The Syrian army says that pro-government forces have cut off all supply routes into the eastern, rebel-held part of Aleppo in the country's north.

According to the UK-based Syrian Observatory for Human Rights, eastern Aleppo has been under effective siege since July 11, and advances in recent days by forces loyal to President Bashar al-Assad have strengthened their control of the only route in.

"Today there is no way at all to bring anything into Aleppo," Observatory Director Rami Abdel Rahman said on Wednesday.


READ MORE: Air strikes pound Aleppo as UN eyes new Syria talks


Once Syria's largest city, Aleppo has been roughly divided between government control in the west and rebel control in the east since mid-2012.

Taking full control of the city would be a significant victory for Assad.

An advance by pro-government forces around the only remaining supply route into the eastern sector this month enabled them to fire on it at close range, making the battlefront Castello road too deadly to use and putting at least 250,000 people in rebel-held districts under siege.

"We're hearing from activists and witnesses that regime forces are taking more and more of that area," said Al Jazeera's Mohammed Jamjoom, reporting from Gaziantep on the Turkish side of the Syria-Turkey border. 

"That is posing a real precarious problem for rebel fighters because the city is being increasingly encircled by regime forces." 

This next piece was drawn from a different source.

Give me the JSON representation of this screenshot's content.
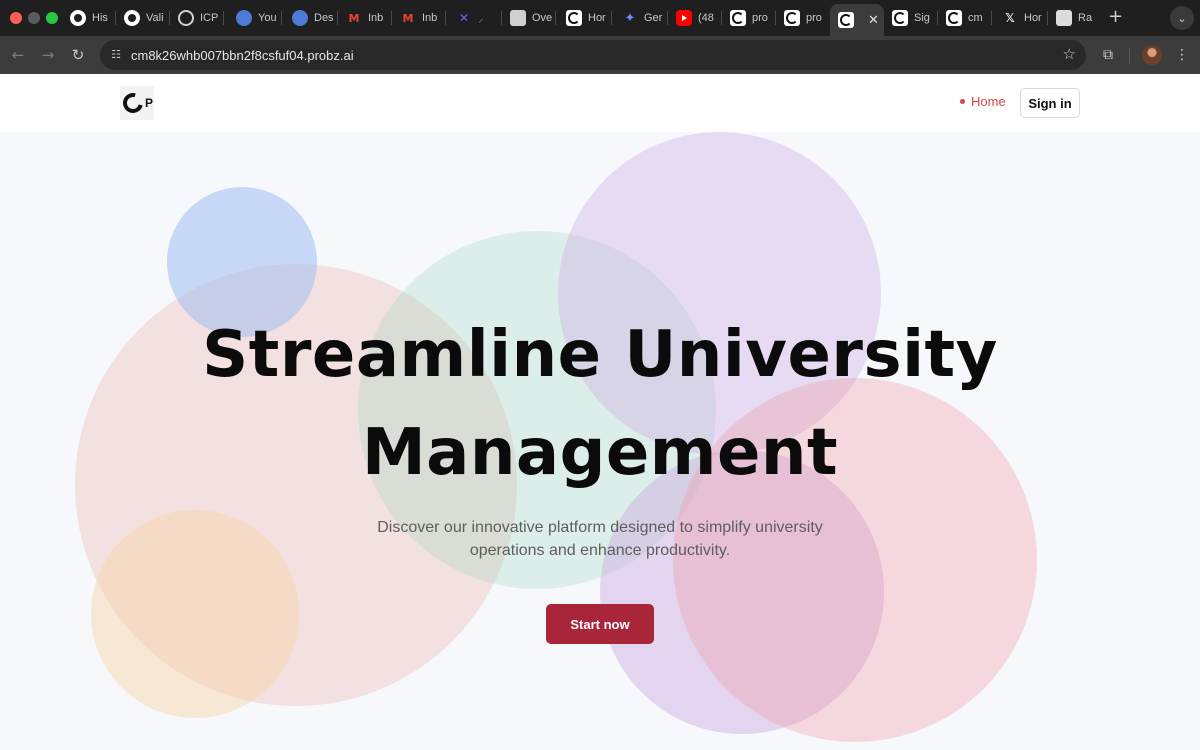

Why is Castello Road important for residents of Syria’s Aleppo?

On Tuesday, the general command of the Syrian army called on opposition fighters in eastern Aleppo to lay down their weapons, the government-run SANA news agency reported.

In text messages to civilians and fighters, the army urged residents to "join the national reconciliations and expel the mercenary outsiders from the areas where the citizens reside", SANA added.

State media also said humanitarian corridors have been created for residents who want to escape the besieged areas of the city. 

"Opposition activists are saying they are facing more dire circumstances - that the siege is creating a humanitarian crisis in and around the city," said Jamjoom. 

Intensified fighting

In the past few days, dozens of Syrians have been reportedly killed in separate attacks across the divided city. 

On Tuesday, Syrian government helicopters targeted the al-Mashhad neighbourhood in the rebel-held half of Aleppo, killing at least 18 people, according to the Observatory.

On Monday, more than 42 civilians were reported to have been killed and dozens more wounded in air strikes launched by the Syrian government in al-Atareb, a city in Aleppo province in the country's northwest.

The latest attacks came as the United Nations said it hoped to restart stalled peace talks in August.

Previous attempts at a diplomatic solution to end Syria's five-year-old civil war collapsed in April, partly owing to an increase in violence in Aleppo.

Manbij investigation

In separate events, the US army said on Wednesday it had enough evidence to start a formal investigation into allegations that US-led coalition air strikes killed civilians near Manbij, a city in the Aleppo governate. 

After examining "internal and external information", the coalition determined that there was sufficient credible evidence of civilian victims to open a formal inquiry, said spokesman Colonel Chris Garver.

According to witness reports, between 56 and 167 civilians died in attacks north of Manbij on July 19.

The US has been conducting military activity in Syria as part of an international coalition set up to battle the Islamic State of Iraq and the Levant (ISIL, also known as ISIS) armed group

"The formal investigation is now under way," Al Jazeera's Rosiland Jordan, reporting from Washington DC, said.


READ MORE: Syria war - dozens killed in 'US-led strikes' on Manbij


While an investigation of this kind typically takes between three and six months, this particular case may extend beyond that, Jordan added.

"In Syria, the US does not have permission to be on the ground ... They can't go to the scene [of the attack]," said Jordan, explaining that the nature of the US intervention in the country made the probe more complicated than others. 

"They will have to talk to non-governmental organisations and monitoring groups that are keeping track of these incidents, and see if these organisations will put them in contact with witnesses so they can try to get the information that way." 

The US-led coalition has been supporting mostly Kurdish opposition forces in and around Manbij since May, in the hope of breaking ISIL's hold on the region.

The Syrian conflict began as a mostly unarmed uprising against Assad in March 2011, but it quickly escalated into a full-blown civil war between the government, armed opposition fighters and hardline groups such as the Islamic State. 

The Observatory estimates that more than 280,000 people have been killed throughout the five years of bloodshed. Efforts to negotiate a lasting ceasefire have collapsed time and again.

More than 4.8 million Syrians have become refugees displaced from their homeland, while more than 6.5 million people are internally displaced within the country's borders.

Source: Al Jazeera and agencies